We see some organizations pay more attention to the capital, spend. But right now in today's world, everybody is hammering those operational budgets just due to the to the financial situation. So anything you can do to put that data out there and use that to to at least protect the budgets that you have is probably a good play. I hope that answers your question.
Whoever asked that there are no other questions when you open it up on the floor. If anyone does want to request questions through the chat. Just while we're waiting to see those come in, we did have a question come in not regarding with the presentation itself, but for the recording. So just to let everybody know that the presentation will be shared with everyone in a few days.
You can look for it in your email. It will be sent with the link from brightly software. So look, go for that.
Okay. Thank you, Regina. A couple of things before we wrap up here. I know we're getting close. I appreciate the the last question that came over and I'll take one more bow around that. This is an easy, folks. It takes a dedication effort to to do that forensic audit to dig in and think about your facility in financial terms in the middle of having to deal with all the engineering stuff that's going on around us.
So I would encourage you to reach out, you know, reach out to me if you have follow up questions, go read that article in each of them magazine. You know, by any means necessary if we can help educate on just how we can do this, I think we can make a big difference. There's a second part to this webinar.
Just again, a little bit of a shameless plug, but to advertise, as we as we lead up to actually we're going to do a presentation here at the end of July. It's called The Boiler from the Boiler Room to the Boardroom. I'm going to take these concepts that we talked about today. I'm going to go kind of one level higher.
How do we sell the value of infrastructure? How do we create that need? How does a CFO look at what is a cost center? What's in your CFO mind when they think about facilities? We've all heard it. It's a cost center and there's no ROI and infrastructure. I respectfully disagree with that and I'm going try to talk about that in the next webinar.

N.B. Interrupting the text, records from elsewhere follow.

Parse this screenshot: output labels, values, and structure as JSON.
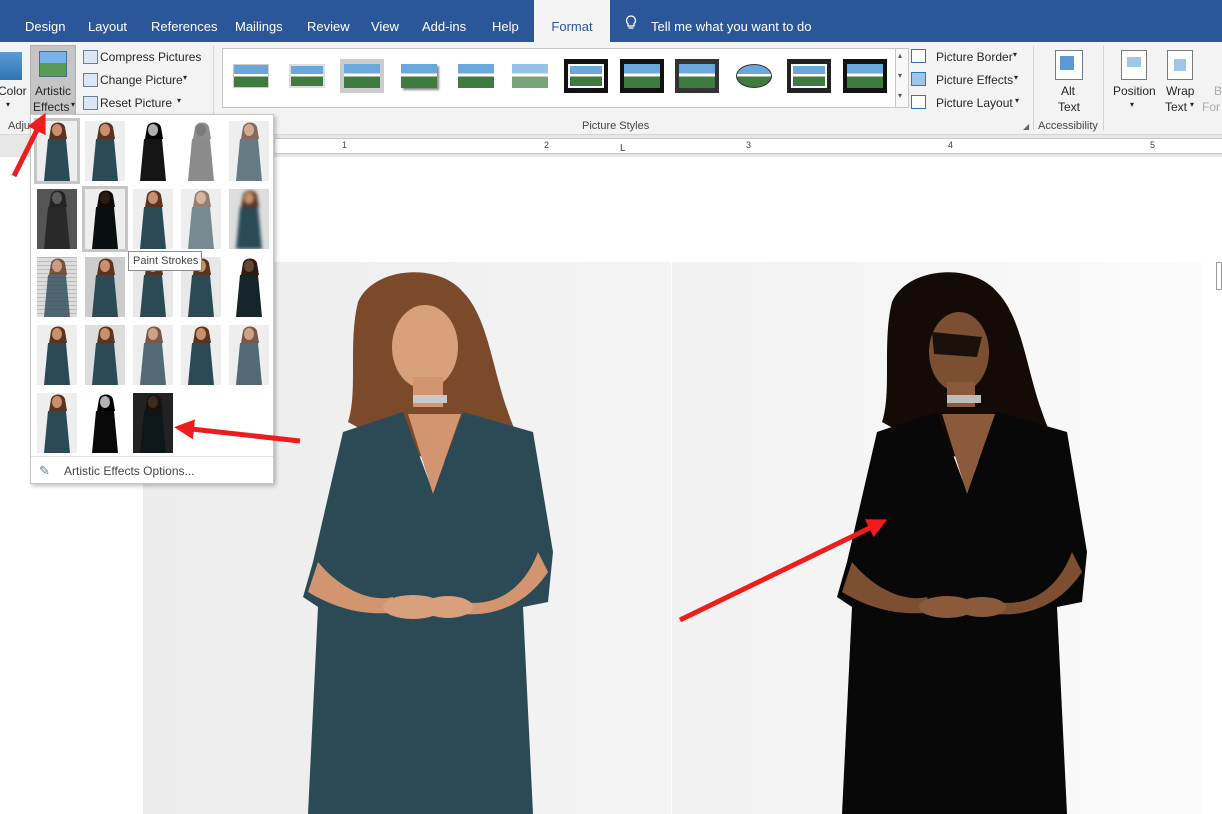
{
  "tabs": [
    "Design",
    "Layout",
    "References",
    "Mailings",
    "Review",
    "View",
    "Add-ins",
    "Help",
    "Format"
  ],
  "active_tab": "Format",
  "tell_me": "Tell me what you want to do",
  "adjust": {
    "color_label": "Color",
    "artistic_label_1": "Artistic",
    "artistic_label_2": "Effects",
    "compress": "Compress Pictures",
    "change": "Change Picture",
    "reset": "Reset Picture",
    "group": "Adjust"
  },
  "picture_styles": {
    "group": "Picture Styles",
    "border": "Picture Border",
    "effects": "Picture Effects",
    "layout": "Picture Layout"
  },
  "accessibility": {
    "alt_1": "Alt",
    "alt_2": "Text",
    "group": "Accessibility"
  },
  "arrange": {
    "position": "Position",
    "wrap_1": "Wrap",
    "wrap_2": "Text",
    "bring_1": "B",
    "bring_2": "For"
  },
  "ruler_numbers": [
    "1",
    "2",
    "3",
    "4",
    "5"
  ],
  "dropdown": {
    "tooltip": "Paint Strokes",
    "options": "Artistic Effects Options..."
  },
  "colors": {
    "ribbon_blue": "#2b579a",
    "arrow_red": "#ee1c1c",
    "dress_teal": "#2c4a55"
  }
}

So I do hope you can join us at the end of July. Also, we will be at AC. Look for us in Booth 627. You'll see the brightly booth it's hard to miss. And then I wanted to let you know that Matthew or Matt, Steve, Jonathan Flannery and I will be speaking and actually we have a breakout session on Monday, August 7th.
We're going to take a lot of this same concept. I would encourage you to come there. It's not to just hear me and not to see some of the content. But Matt, Steve in particular is is quite progressive in terms of the work that he's doing in his health system. I rely on him a lot for input myself, but we really want to present this not as just a PowerPoint presentation, but it's a discussion.
And Jonathan has a great perspective from an AC, from an AC perspective or AC point of view. So encourage you to come. Let's have a dialog. I think the best thing we can do here is to keep keep the conversation going. So I appreciate that. Last thing, folks, I mentioned, this is an easy the budget battle ground continues.
I didn't mean for it to sound all doom and gloom at the front end. There's this, but there are some significant challenges ahead. But also some significant, significant opportunities. So in the meantime, I encourage you, never give up. Don't quit the fight. All Of you have very, very important roles in our health system and it's very much appreciated the work that you do and the value of the work that you do.
So I encourage you keep fighting the good fight, and that's all I have, Regina and team. So I want to thank everybody for attending. I hope this has been helpful, informative. Please don't hesitate to reach out if you have any further questions or if I can help you in any way. I appreciate your time today.